Slavery can be found in every country in the world, where it affects the most vulnerable people.

A few numbers from the International Labour Organisation (ILO) to get a clearer picture:

  • Almost 21 million people are victims of forced labour – 11.4 million women and girls and 9.5 million men and boys.
  • Almost 19 million victims are exploited by private individuals or enterprises and over 2 million by the state or rebel groups.
  • Of those exploited by individuals or enterprises, 4.5 million are victims of forced sexual exploitation.
  • Forced labour in the private economy generates US$ 150 billion in illegal profits per year.
  • Domestic work, agriculture, construction, manufacturing and entertainment are among the sectors most concerned.
  • Migrant workers and indigenous people are particularly vulnerable to forced labour.

 

Child Labour Dahka
Child Labour Dahka, Bangladesh Image @ zoriah.com

These numbers call for urgent action. International and national laws are becoming increasingly vigilant and holistic in the way modern slavery is tackled, from mobilising all the main actors such as states and businesses, to improving the way victims can be spotted and taken care of by the judiciary systems.

What these numbers call for is also everyone’s vigilance. The numbers are huge, and the scourge of modern slavery doesn’t spare any country or any sector. It is happening close to us, yet we don’t see it. These numbers call for opening our eyes to potential abuses cases, for understanding how what we consume is made, for acting with and inspiring human dignity in every aspect of our lives, at work or at home, and for supporting the most vulnerable.

This is why businesses can be so key in eliminating modern slavery.
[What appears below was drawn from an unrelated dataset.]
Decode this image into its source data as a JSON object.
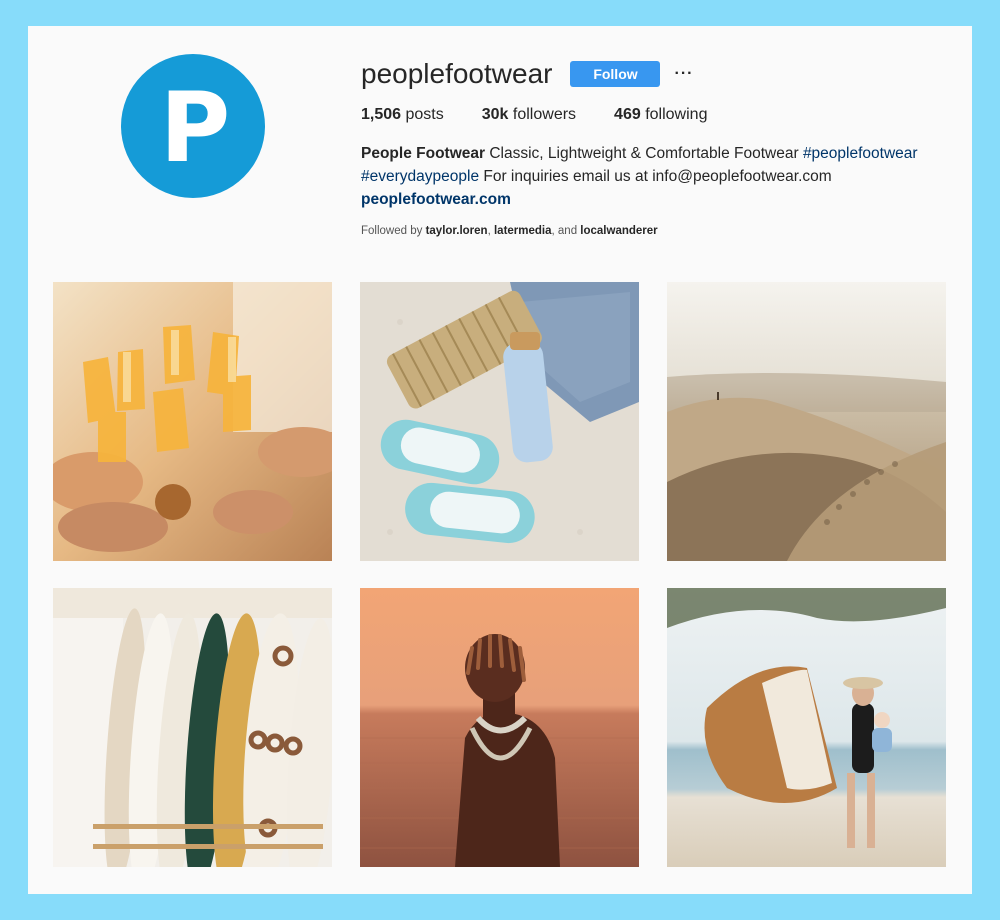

They can reach globally through their supply chain, inspire and set a level-playing field for best practices and mobilise their workforce and network against slavery.

From states to multinationals, from suppliers to employees, modern slavery is everyone’s business.